1/2c water
1/4tsp salt
11/2T mirin (Japanese cooking wine that is sweet. Asian groceries and health food stores carry it)
1/2tsp soy sauce
1/2tsp sesame oil
1/4# chicken cut into matchsticks
1/2 bell pepper - choose all green or mix colors
1/4c shredded cabbage - I had regular cabbage, but use Napa if available

Marinate chicken in soy sauce, sesame oil and mirin for at least 30 minutes.

Mix flour, water, and salt together for the pancakes. Most recipes say to make a pancake 3-4 inches in diameter. I don't have the patience to cook that many, nor roll that many. I made mine about 6inches in diameter. Be sure they are as thin as crepes would be. They will cook fast, don't let them brown too much.

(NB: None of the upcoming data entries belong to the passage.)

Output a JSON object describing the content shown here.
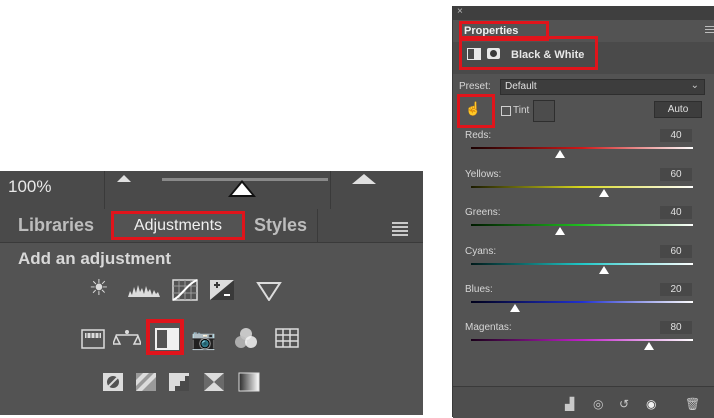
{
  "adjustments_panel": {
    "zoom_value": "100%",
    "tabs": [
      {
        "label": "Libraries"
      },
      {
        "label": "Adjustments"
      },
      {
        "label": "Styles"
      }
    ],
    "add_title": "Add an adjustment",
    "icons": {
      "row1": [
        "brightness-contrast-icon",
        "levels-icon",
        "curves-icon",
        "exposure-icon",
        "vibrance-icon"
      ],
      "row2": [
        "hue-saturation-icon",
        "color-balance-icon",
        "black-white-icon",
        "photo-filter-icon",
        "channel-mixer-icon",
        "color-lookup-icon"
      ],
      "row3": [
        "invert-icon",
        "posterize-icon",
        "threshold-icon",
        "selective-color-icon",
        "gradient-map-icon"
      ]
    },
    "highlight_color": "#e0141b"
  },
  "properties_panel": {
    "tab_label": "Properties",
    "title": "Black & White",
    "preset_label": "Preset:",
    "preset_value": "Default",
    "tint_label": "Tint",
    "auto_label": "Auto",
    "sliders": [
      {
        "label": "Reds:",
        "value": "40",
        "level": 40
      },
      {
        "label": "Yellows:",
        "value": "60",
        "level": 60
      },
      {
        "label": "Greens:",
        "value": "40",
        "level": 40
      },
      {
        "label": "Cyans:",
        "value": "60",
        "level": 60
      },
      {
        "label": "Blues:",
        "value": "20",
        "level": 20
      },
      {
        "label": "Magentas:",
        "value": "80",
        "level": 80
      }
    ],
    "footer_icons": [
      "clip-to-layer-icon",
      "view-previous-icon",
      "reset-icon",
      "visibility-icon",
      "trash-icon"
    ]
  }
}
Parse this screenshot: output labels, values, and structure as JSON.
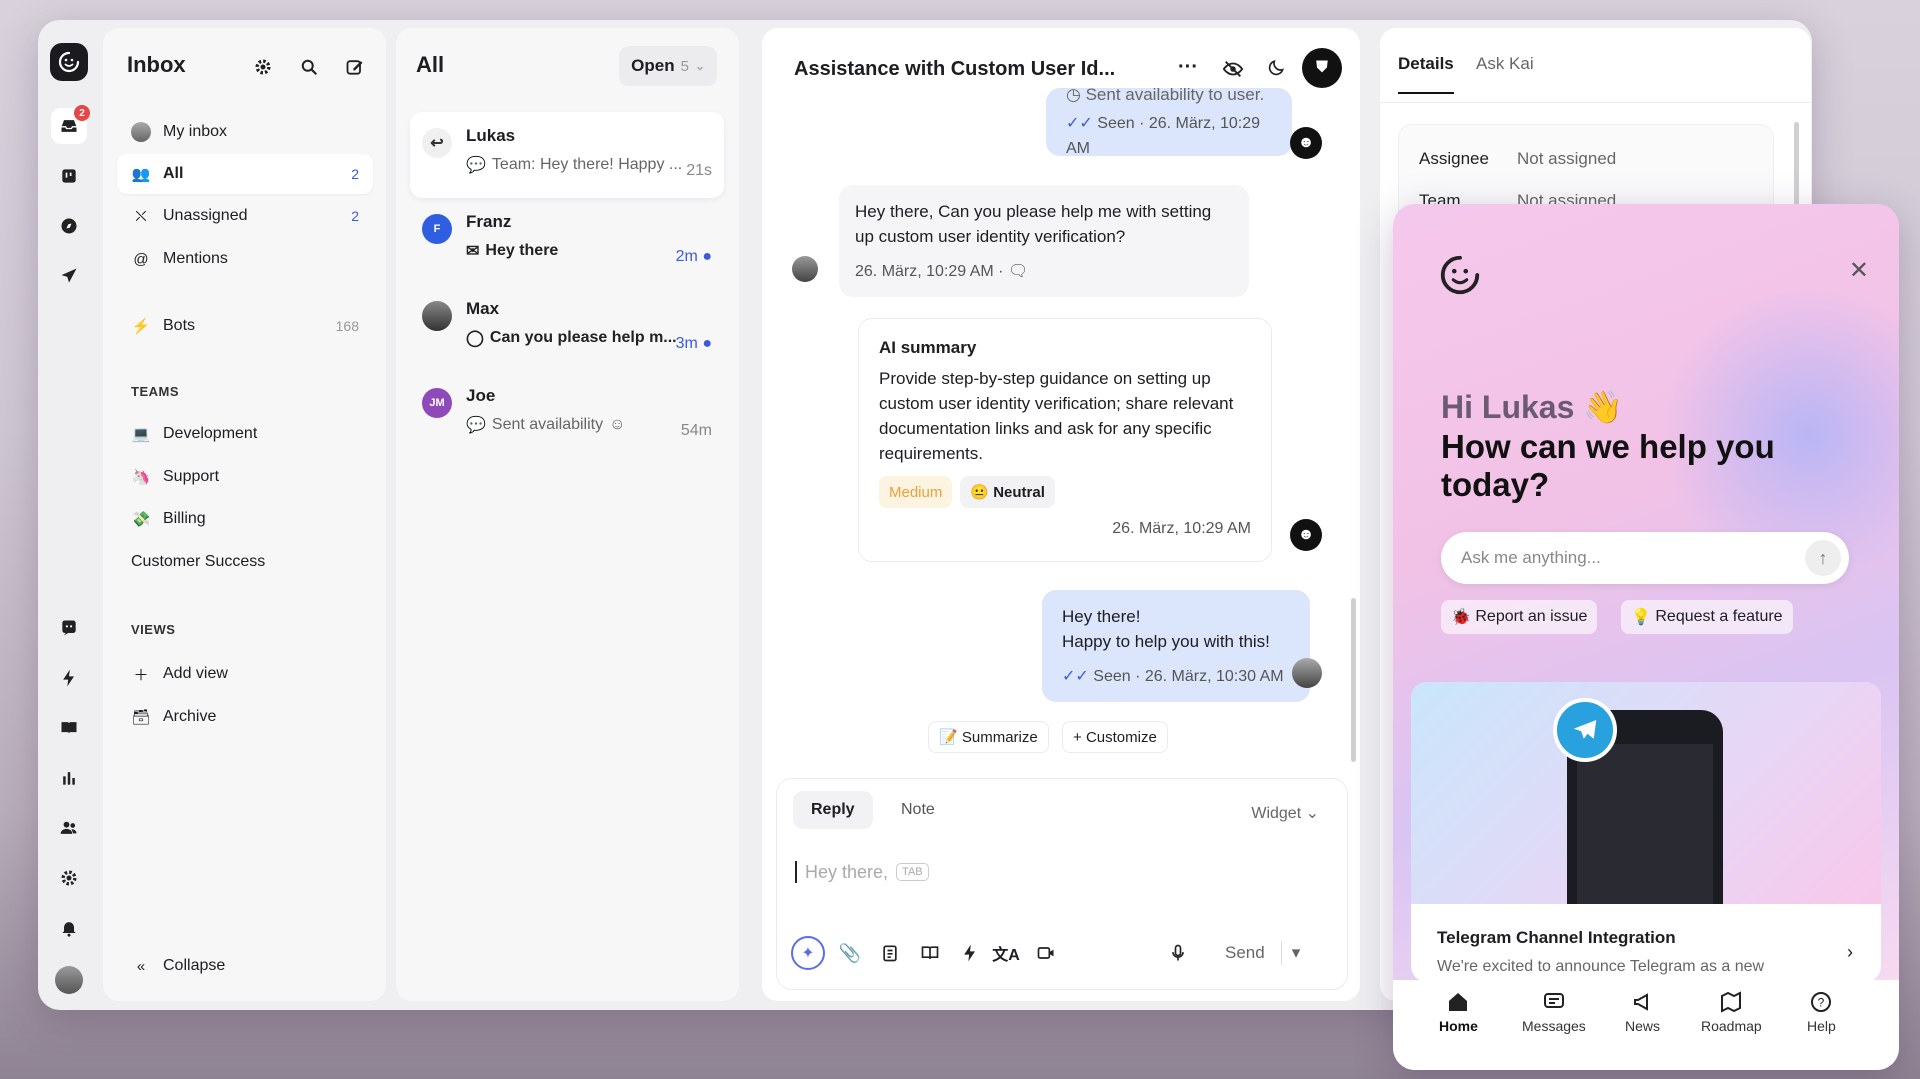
{
  "rail": {
    "badge": "2"
  },
  "sidebar": {
    "title": "Inbox",
    "items": [
      {
        "label": "My inbox",
        "count": ""
      },
      {
        "label": "All",
        "count": "2"
      },
      {
        "label": "Unassigned",
        "count": "2"
      },
      {
        "label": "Mentions",
        "count": ""
      },
      {
        "label": "Bots",
        "count": "168"
      }
    ],
    "teams_heading": "TEAMS",
    "teams": [
      "Development",
      "Support",
      "Billing",
      "Customer Success"
    ],
    "views_heading": "VIEWS",
    "views": [
      "Add view",
      "Archive"
    ],
    "collapse": "Collapse"
  },
  "list": {
    "title": "All",
    "filter": "Open",
    "filter_count": "5",
    "conversations": [
      {
        "name": "Lukas",
        "preview": "Team: Hey there! Happy ...",
        "time": "21s"
      },
      {
        "name": "Franz",
        "avatar": "F",
        "preview": "Hey there",
        "time": "2m"
      },
      {
        "name": "Max",
        "preview": "Can you please help m...",
        "time": "3m"
      },
      {
        "name": "Joe",
        "avatar": "JM",
        "preview": "Sent availability",
        "time": "54m"
      }
    ]
  },
  "chat": {
    "title": "Assistance with Custom User Id...",
    "top_msg_text": "Sent availability to user.",
    "top_msg_meta": "Seen · 26. März, 10:29 AM",
    "incoming": "Hey there, Can you please help me with setting up custom user identity verification?",
    "incoming_meta": "26. März, 10:29 AM ·",
    "ai_title": "AI summary",
    "ai_text": "Provide step-by-step guidance on setting up custom user identity verification; share relevant documentation links and ask for any specific requirements.",
    "ai_priority": "Medium",
    "ai_sentiment": "Neutral",
    "ai_meta": "26. März, 10:29 AM",
    "reply_line1": "Hey there!",
    "reply_line2": "Happy to help you with this!",
    "reply_meta": "Seen · 26. März, 10:30 AM",
    "summarize": "Summarize",
    "customize": "Customize",
    "composer": {
      "tab_reply": "Reply",
      "tab_note": "Note",
      "channel": "Widget",
      "placeholder": "Hey there,",
      "tab_hint": "TAB",
      "send": "Send"
    }
  },
  "details": {
    "tab_details": "Details",
    "tab_ask": "Ask Kai",
    "rows": [
      {
        "label": "Assignee",
        "value": "Not assigned"
      },
      {
        "label": "Team",
        "value": "Not assigned"
      }
    ]
  },
  "widget": {
    "greeting": "Hi Lukas 👋",
    "headline": "How can we help you today?",
    "search_placeholder": "Ask me anything...",
    "report": "Report an issue",
    "request": "Request a feature",
    "news_title": "Telegram Channel Integration",
    "news_text": "We're excited to announce Telegram as a new",
    "nav": [
      "Home",
      "Messages",
      "News",
      "Roadmap",
      "Help"
    ]
  }
}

Saute vegetables in a bit of oil. Salt can be added if you wish. I think my dipping sauce is salty enough to allow me NOT to add salt here. Cook each vegetable separately until crisp-tender.

Cook chicken through.

Place a few veggies and some chicken on a pancake, roll tightly, and dip in dipping sauce (recipe follows)
(A very good recipe worthy of being a main meat course).
                                      Spicy Dipping Sauce

1/3c soy sauce
1/3 c rice wine vinegar--- I don't care for a really vinegery flavor - I used a tad less than 1/4c here.
1T sesame oil
chili pepper flakes to taste
1T scallions - minced onions will substitute
1tsp minced garlic
1/2tsp sugar - I add this to offset the vinegar

Mix all together and serve.

Can also be used for fried dishes like tempura, dumplings, or even veggies.

And is you have room for a salad that may also stand in for desert,
                                      Salad with Apples, Grapes and Nuts
serves 4  Thank you Naomi Imatome-Yun

6c mesclun greens
1 apple, washed and sliced
1/2c frozen grapes, sliced in half. (Need not be frozen)
 1/2c nuts of your choice
2 scallions, green only, chopped
Korean Chili Say Salad Dressing (follows)

Make dressing and set aside.

Toss remaining ingredients, except scallions, with dressing.

 Garnish with scallions.                                      

                                           Korean Chili Say Salad Dressing

1/4c soy sauce
3T rice vinegar
4T water
3T sesame oil
(3T Korean chili powder) - I will have to search for this - I substituted red chili flakes
crushed sesame seed - optional

Whisk all ingredients together. Refrigerate until use.

There it is! Not really that much work. I thought the flavors went well together. I feel guilty about the amount of salt, though. These dishes really are heavy on the soy sauce.Using lite soy sauce helps, but I wonder if I could cut back on the amount of soy sauce without sacrificing flavor.  I think, for myself, next time I would try to find banchan that are not so dependent on soy sauce for flavor. I'll use this as an opportunity to look further into the world of Korean cooking.